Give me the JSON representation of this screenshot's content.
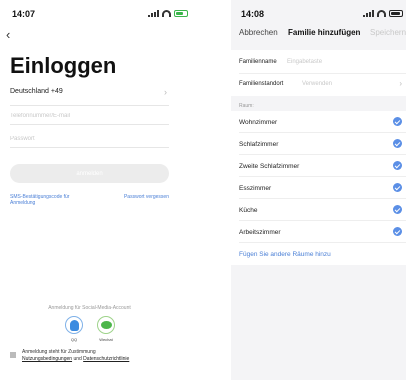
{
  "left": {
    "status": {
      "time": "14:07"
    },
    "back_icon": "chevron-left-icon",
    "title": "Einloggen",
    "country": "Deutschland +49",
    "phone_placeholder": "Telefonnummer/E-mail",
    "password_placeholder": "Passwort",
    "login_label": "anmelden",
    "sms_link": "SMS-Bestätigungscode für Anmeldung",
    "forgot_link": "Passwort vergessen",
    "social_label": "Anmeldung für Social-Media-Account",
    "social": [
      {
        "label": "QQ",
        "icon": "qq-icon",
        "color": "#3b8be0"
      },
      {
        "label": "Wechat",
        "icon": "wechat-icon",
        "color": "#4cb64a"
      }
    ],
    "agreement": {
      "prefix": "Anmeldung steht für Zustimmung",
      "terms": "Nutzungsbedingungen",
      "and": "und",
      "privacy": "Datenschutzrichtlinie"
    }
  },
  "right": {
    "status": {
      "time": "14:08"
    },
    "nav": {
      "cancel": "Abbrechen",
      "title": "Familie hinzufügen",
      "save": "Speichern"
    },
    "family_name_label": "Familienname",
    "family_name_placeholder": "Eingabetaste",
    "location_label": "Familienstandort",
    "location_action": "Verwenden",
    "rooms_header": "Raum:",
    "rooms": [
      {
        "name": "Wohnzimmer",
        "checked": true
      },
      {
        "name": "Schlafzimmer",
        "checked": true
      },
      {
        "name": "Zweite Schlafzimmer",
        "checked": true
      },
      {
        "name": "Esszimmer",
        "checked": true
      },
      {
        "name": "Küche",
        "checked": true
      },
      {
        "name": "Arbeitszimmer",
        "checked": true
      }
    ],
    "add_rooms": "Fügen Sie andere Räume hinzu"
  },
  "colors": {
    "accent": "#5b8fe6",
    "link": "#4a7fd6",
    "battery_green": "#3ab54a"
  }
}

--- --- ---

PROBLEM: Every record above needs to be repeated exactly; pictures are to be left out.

RESPONSE:
Give me the JSON representation of this screenshot's content.
{
  "left": {
    "status": {
      "time": "14:07"
    },
    "back_icon": "chevron-left-icon",
    "title": "Einloggen",
    "country": "Deutschland +49",
    "phone_placeholder": "Telefonnummer/E-mail",
    "password_placeholder": "Passwort",
    "login_label": "anmelden",
    "sms_link": "SMS-Bestätigungscode für Anmeldung",
    "forgot_link": "Passwort vergessen",
    "social_label": "Anmeldung für Social-Media-Account",
    "social": [
      {
        "label": "QQ",
        "icon": "qq-icon",
        "color": "#3b8be0"
      },
      {
        "label": "Wechat",
        "icon": "wechat-icon",
        "color": "#4cb64a"
      }
    ],
    "agreement": {
      "prefix": "Anmeldung steht für Zustimmung",
      "terms": "Nutzungsbedingungen",
      "and": "und",
      "privacy": "Datenschutzrichtlinie"
    }
  },
  "right": {
    "status": {
      "time": "14:08"
    },
    "nav": {
      "cancel": "Abbrechen",
      "title": "Familie hinzufügen",
      "save": "Speichern"
    },
    "family_name_label": "Familienname",
    "family_name_placeholder": "Eingabetaste",
    "location_label": "Familienstandort",
    "location_action": "Verwenden",
    "rooms_header": "Raum:",
    "rooms": [
      {
        "name": "Wohnzimmer",
        "checked": true
      },
      {
        "name": "Schlafzimmer",
        "checked": true
      },
      {
        "name": "Zweite Schlafzimmer",
        "checked": true
      },
      {
        "name": "Esszimmer",
        "checked": true
      },
      {
        "name": "Küche",
        "checked": true
      },
      {
        "name": "Arbeitszimmer",
        "checked": true
      }
    ],
    "add_rooms": "Fügen Sie andere Räume hinzu"
  },
  "colors": {
    "accent": "#5b8fe6",
    "link": "#4a7fd6",
    "battery_green": "#3ab54a"
  }
}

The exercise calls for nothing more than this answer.